Football is like a drug to me. I am hopelessly addicted to it. When I am deprived of its sights, sounds and smells, I experience a form of cold turkey, perhaps in footballing parlance, cold donkey. I am married and 26 years old. This should not happen to the likes of me.

During the summer I find myself inexplicably behaving as if I were at a match. Only last week I was caught chanting 'What a waste of money' at the Royal Yacht Britannia. The week before I was severely and publicly reprimanded for shouting 'Who's the w****r in the black'. The other guests at my friend's wedding were absolutely appalled. So was the vicar.
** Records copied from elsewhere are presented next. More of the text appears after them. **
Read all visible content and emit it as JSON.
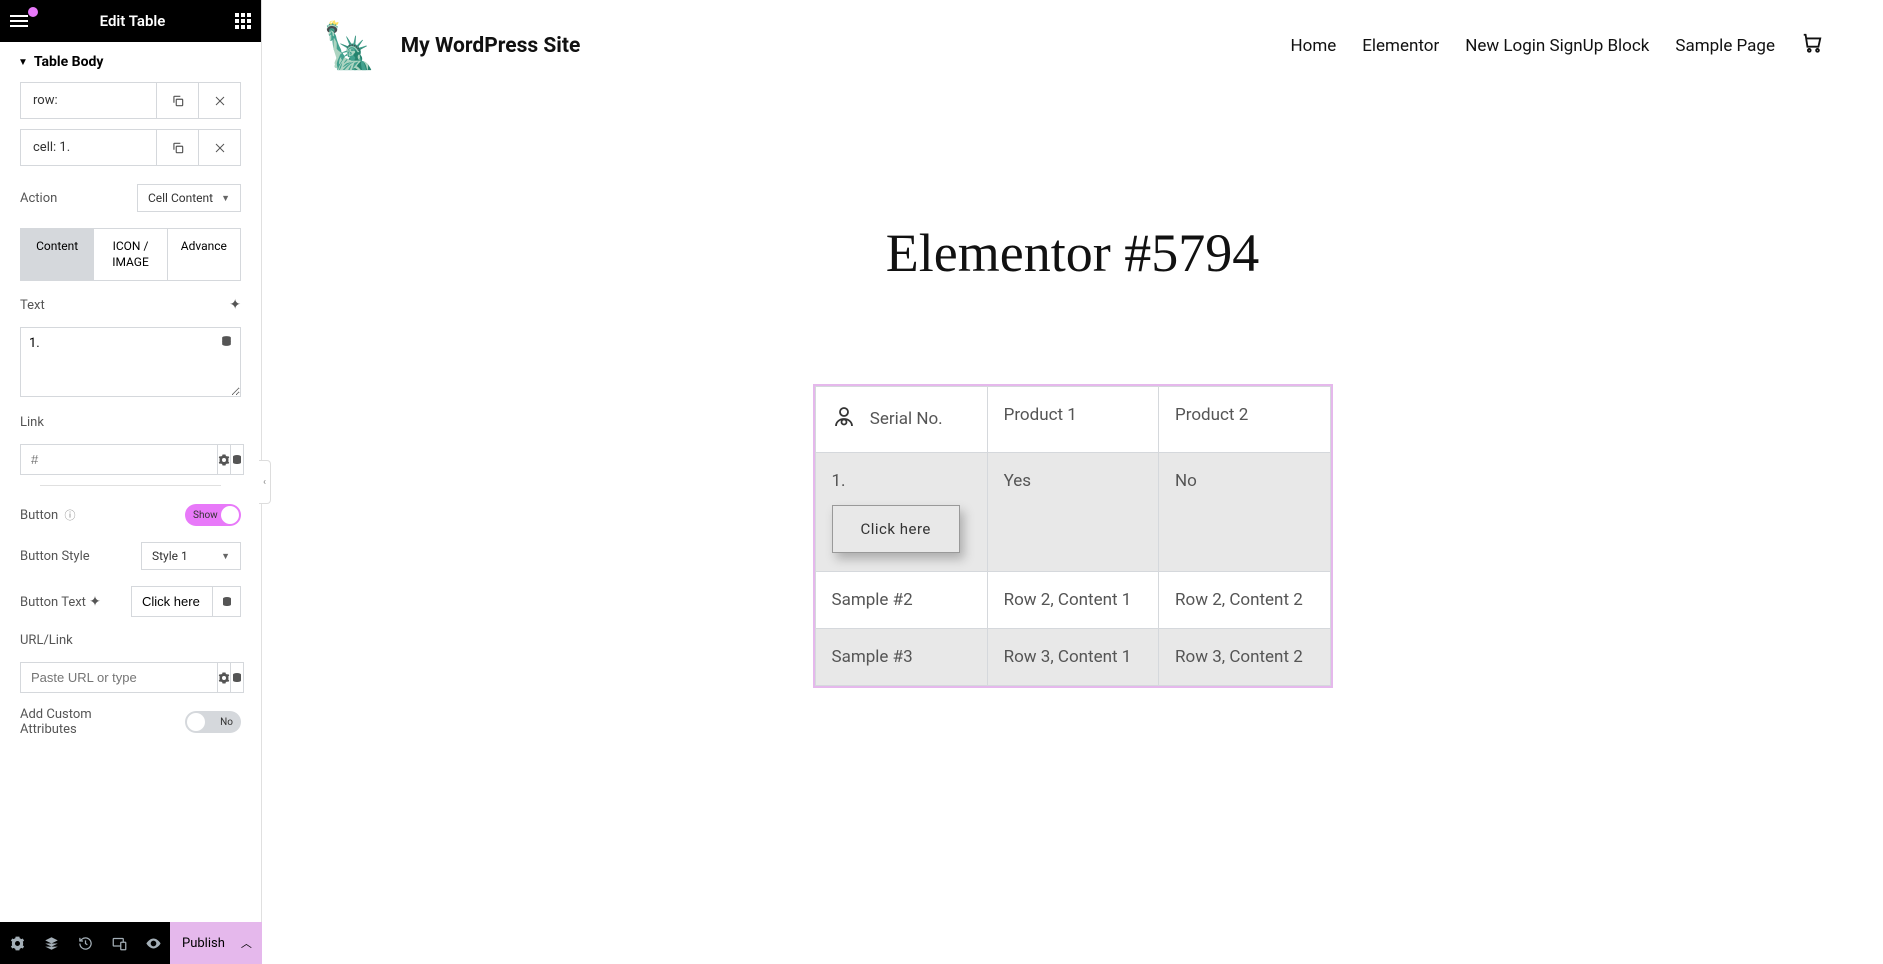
{
  "sidebar": {
    "title": "Edit Table",
    "section": "Table Body",
    "row_item": "row:",
    "cell_item": "cell: 1.",
    "action_label": "Action",
    "action_value": "Cell Content",
    "tabs": {
      "content": "Content",
      "icon": "ICON / IMAGE",
      "advance": "Advance"
    },
    "text_label": "Text",
    "text_value": "1.",
    "link_label": "Link",
    "link_placeholder": "#",
    "button_label": "Button",
    "button_toggle": "Show",
    "button_style_label": "Button Style",
    "button_style_value": "Style 1",
    "button_text_label": "Button Text",
    "button_text_value": "Click here",
    "url_link_label": "URL/Link",
    "url_placeholder": "Paste URL or type",
    "custom_attr_label": "Add Custom Attributes",
    "custom_attr_value": "No",
    "publish": "Publish"
  },
  "preview": {
    "site_title": "My WordPress Site",
    "nav": [
      "Home",
      "Elementor",
      "New Login SignUp Block",
      "Sample Page"
    ],
    "page_title": "Elementor #5794",
    "table": {
      "headers": [
        "Serial No.",
        "Product 1",
        "Product 2"
      ],
      "rows": [
        {
          "c1_text": "1.",
          "c1_button": "Click here",
          "c2": "Yes",
          "c3": "No"
        },
        {
          "c1_text": "Sample #2",
          "c2": "Row 2, Content 1",
          "c3": "Row 2, Content 2"
        },
        {
          "c1_text": "Sample #3",
          "c2": "Row 3, Content 1",
          "c3": "Row 3, Content 2"
        }
      ]
    }
  }
}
I have tried other sports. Where a football match is a fast-food feast, cricket is a five-day dinner party where each course consists of a very small amount of something I don't like very much but eat because it's there. Fortunately, the cricket match I chose to attend was the fourth day's play in the England v South Africa Test and it was all over in an hour and a half, but the whole occasion lacked live football's gut-wrenching excitement. I thought about going to Wimbledon this year, but after watching Wimbledon FC for 18 years the temptation to call out 'Come on you Dons' would be too great to resist. While most people are enjoying the summer, I am enduring it, wishing it was winter. I even buy Shoot], a football magazine for teenagers. I always make a point of telling the newsagent that it's for my brother. This would sound more convincing if it were not for two things: 1) My newsagent is my father and 2) I am an only child.

You would have thought by now that I would have got used to The Close Season, but just as some people are constantly surprised at how early it gets dark in October after the clocks have gone back so every May I am struck by the fact that it will be at least 12 weeks before I am again able to take my seat in the stand and bellow instructions at people who are highly skilled and highly paid to do the sort of things with a ball that I can only dream of.

Admittedly, the World Cup does serve as a sort of half-way house between the end of one season and the beginning of another, but it is not the same thing at all. Odd years are the worst, with no championship football of any description. In those years it can sometimes feel as though the new season will never come, until, that is, the fixtures are published. It is a sign. Of course, with this season's 'staggered start' I now have the beautiful euphoria of two first days. I know that the beginning is in sight; the floodlight at the end of the tunnel.

It is only then, after I have blue-tacked The Dons' fixtures to my fridge, that I can picture myself at Selhurst Park, wearing my blue and yellow shirt, which bears the legend 'FLATBACK 4', and waving to my friends who used to stand behind the goal but now, reluctantly, have to sit. The same friends who used to call me 'soft' for sitting. I wasn't soft after all . . . just ahead of my time.